Exercise – Retype all of the data word for word, without pictures.

Supplied data –
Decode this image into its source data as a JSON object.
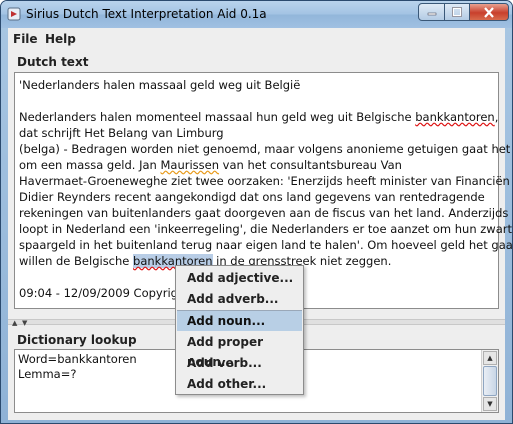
{
  "window": {
    "title": "Sirius Dutch Text Interpretation Aid 0.1a",
    "accent_color": "#b8cde6",
    "close_color": "#c8402c"
  },
  "menubar": {
    "items": [
      "File",
      "Help"
    ]
  },
  "dutch_text": {
    "label": "Dutch text",
    "headline": "'Nederlanders halen massaal geld weg uit België",
    "body": [
      [
        "Nederlanders halen momenteel massaal hun geld weg uit Belgische ",
        "bankkantoren",
        ","
      ],
      [
        "dat schrijft Het Belang van Limburg"
      ],
      [
        "(belga) - Bedragen worden niet genoemd, maar volgens anonieme getuigen gaat het"
      ],
      [
        "om een massa geld. Jan ",
        "Maurissen",
        " van het consultantsbureau Van"
      ],
      [
        "Havermaet-Groeneweghe ziet twee oorzaken: 'Enerzijds heeft minister van Financiën"
      ],
      [
        "Didier Reynders recent aangekondigd dat ons land gegevens van rentedragende"
      ],
      [
        "rekeningen van buitenlanders gaat doorgeven aan de fiscus van het land. Anderzijds"
      ],
      [
        "loopt in Nederland een 'inkeerregeling', die Nederlanders er toe aanzet om hun zwart"
      ],
      [
        "spaargeld in het buitenland terug naar eigen land te halen'. Om hoeveel geld het gaat,"
      ],
      [
        "willen de Belgische ",
        "bankkantoren",
        " in de grensstreek niet zeggen."
      ]
    ],
    "footer": "09:04 - 12/09/2009 Copyright"
  },
  "dictionary_lookup": {
    "label": "Dictionary lookup",
    "lines": [
      "Word=bankkantoren",
      "Lemma=?"
    ]
  },
  "context_menu": {
    "items": [
      "Add adjective...",
      "Add adverb...",
      "Add noun...",
      "Add proper noun...",
      "Add verb...",
      "Add other..."
    ],
    "active_item": "Add noun..."
  },
  "icons": {
    "app": "app-icon",
    "minimize": "minimize-icon",
    "maximize": "maximize-icon",
    "close": "close-icon",
    "splitter_up": "arrow-up-icon",
    "splitter_down": "arrow-down-icon",
    "scroll_up": "scroll-up-icon",
    "scroll_down": "scroll-down-icon"
  }
}
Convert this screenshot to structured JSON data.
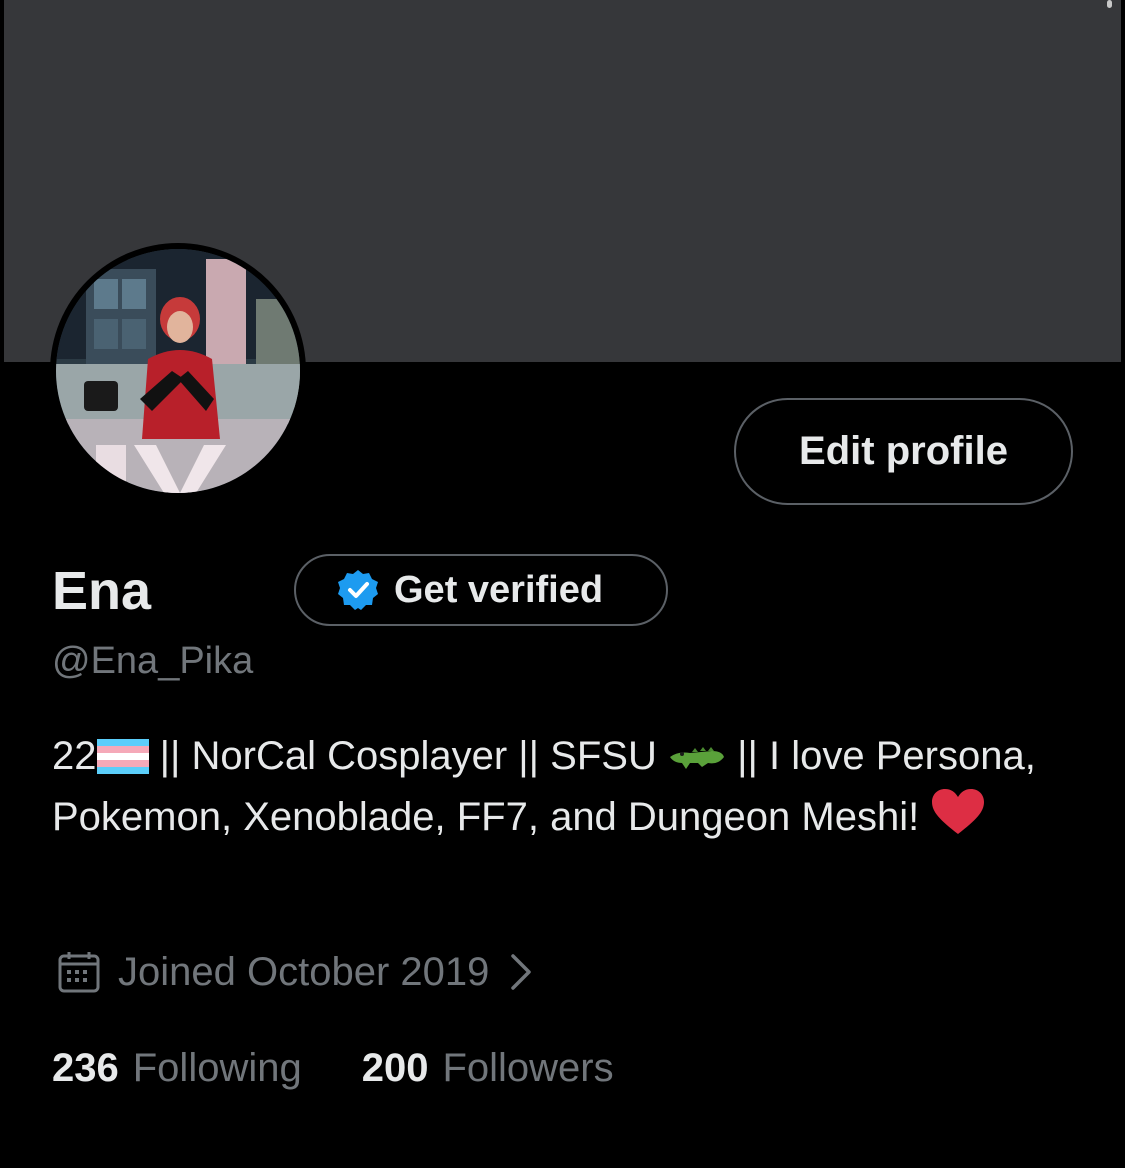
{
  "profile": {
    "display_name": "Ena",
    "handle": "@Ena_Pika",
    "edit_button_label": "Edit profile",
    "verify_button_label": "Get verified",
    "bio": {
      "age": "22",
      "segment_1": " || NorCal Cosplayer || SFSU ",
      "segment_2": " || I love Persona, Pokemon, Xenoblade, FF7, and Dungeon Meshi! "
    },
    "joined_text": "Joined October 2019",
    "stats": {
      "following_count": "236",
      "following_label": "Following",
      "followers_count": "200",
      "followers_label": "Followers"
    }
  },
  "icons": {
    "verified_badge": "verified-badge-icon",
    "calendar": "calendar-icon",
    "chevron": "chevron-right-icon",
    "trans_flag": "transgender-flag-emoji",
    "crocodile": "crocodile-emoji",
    "heart": "red-heart-emoji"
  },
  "colors": {
    "background": "#000000",
    "banner": "#36373a",
    "primary_text": "#e7e9ea",
    "secondary_text": "#71767b",
    "button_border": "#5b6066",
    "verified_blue": "#1d9bf0",
    "heart_red": "#dd2e44"
  }
}
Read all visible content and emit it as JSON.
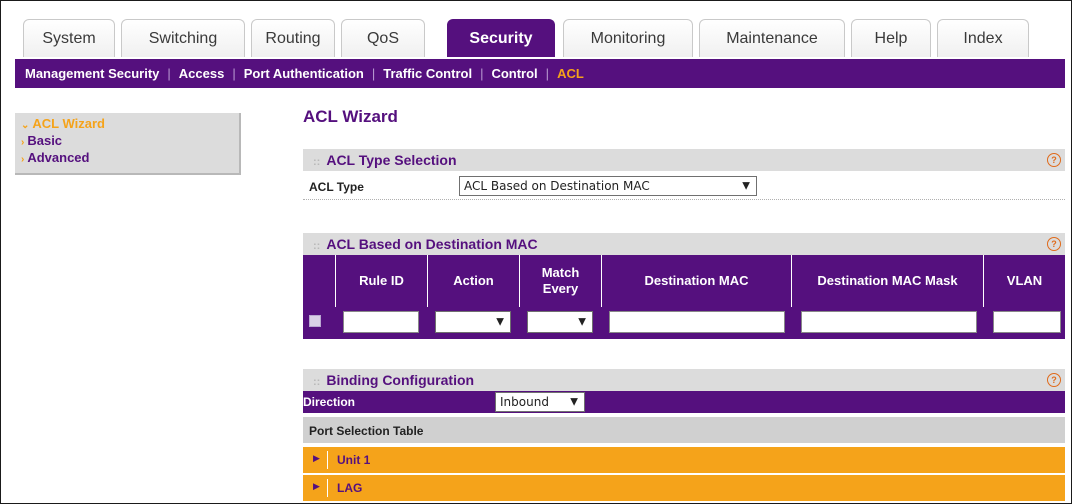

Response to this task –
Decode this image into its source data as a JSON object.
{
  "window": {
    "title": "Sirius Dutch Text Interpretation Aid 0.1a",
    "accent_color": "#b8cde6",
    "close_color": "#c8402c"
  },
  "menubar": {
    "items": [
      "File",
      "Help"
    ]
  },
  "dutch_text": {
    "label": "Dutch text",
    "headline": "'Nederlanders halen massaal geld weg uit België",
    "body": [
      [
        "Nederlanders halen momenteel massaal hun geld weg uit Belgische ",
        "bankkantoren",
        ","
      ],
      [
        "dat schrijft Het Belang van Limburg"
      ],
      [
        "(belga) - Bedragen worden niet genoemd, maar volgens anonieme getuigen gaat het"
      ],
      [
        "om een massa geld. Jan ",
        "Maurissen",
        " van het consultantsbureau Van"
      ],
      [
        "Havermaet-Groeneweghe ziet twee oorzaken: 'Enerzijds heeft minister van Financiën"
      ],
      [
        "Didier Reynders recent aangekondigd dat ons land gegevens van rentedragende"
      ],
      [
        "rekeningen van buitenlanders gaat doorgeven aan de fiscus van het land. Anderzijds"
      ],
      [
        "loopt in Nederland een 'inkeerregeling', die Nederlanders er toe aanzet om hun zwart"
      ],
      [
        "spaargeld in het buitenland terug naar eigen land te halen'. Om hoeveel geld het gaat,"
      ],
      [
        "willen de Belgische ",
        "bankkantoren",
        " in de grensstreek niet zeggen."
      ]
    ],
    "footer": "09:04 - 12/09/2009 Copyright"
  },
  "dictionary_lookup": {
    "label": "Dictionary lookup",
    "lines": [
      "Word=bankkantoren",
      "Lemma=?"
    ]
  },
  "context_menu": {
    "items": [
      "Add adjective...",
      "Add adverb...",
      "Add noun...",
      "Add proper noun...",
      "Add verb...",
      "Add other..."
    ],
    "active_item": "Add noun..."
  },
  "icons": {
    "app": "app-icon",
    "minimize": "minimize-icon",
    "maximize": "maximize-icon",
    "close": "close-icon",
    "splitter_up": "arrow-up-icon",
    "splitter_down": "arrow-down-icon",
    "scroll_up": "scroll-up-icon",
    "scroll_down": "scroll-down-icon"
  }
}
Convert this screenshot to structured JSON data.
{
  "profile": {
    "display_name": "Ena",
    "handle": "@Ena_Pika",
    "edit_button_label": "Edit profile",
    "verify_button_label": "Get verified",
    "bio": {
      "age": "22",
      "segment_1": " || NorCal Cosplayer || SFSU ",
      "segment_2": " || I love Persona, Pokemon, Xenoblade, FF7, and Dungeon Meshi! "
    },
    "joined_text": "Joined October 2019",
    "stats": {
      "following_count": "236",
      "following_label": "Following",
      "followers_count": "200",
      "followers_label": "Followers"
    }
  },
  "icons": {
    "verified_badge": "verified-badge-icon",
    "calendar": "calendar-icon",
    "chevron": "chevron-right-icon",
    "trans_flag": "transgender-flag-emoji",
    "crocodile": "crocodile-emoji",
    "heart": "red-heart-emoji"
  },
  "colors": {
    "background": "#000000",
    "banner": "#36373a",
    "primary_text": "#e7e9ea",
    "secondary_text": "#71767b",
    "button_border": "#5b6066",
    "verified_blue": "#1d9bf0",
    "heart_red": "#dd2e44"
  }
}
Read all visible content and emit it as JSON.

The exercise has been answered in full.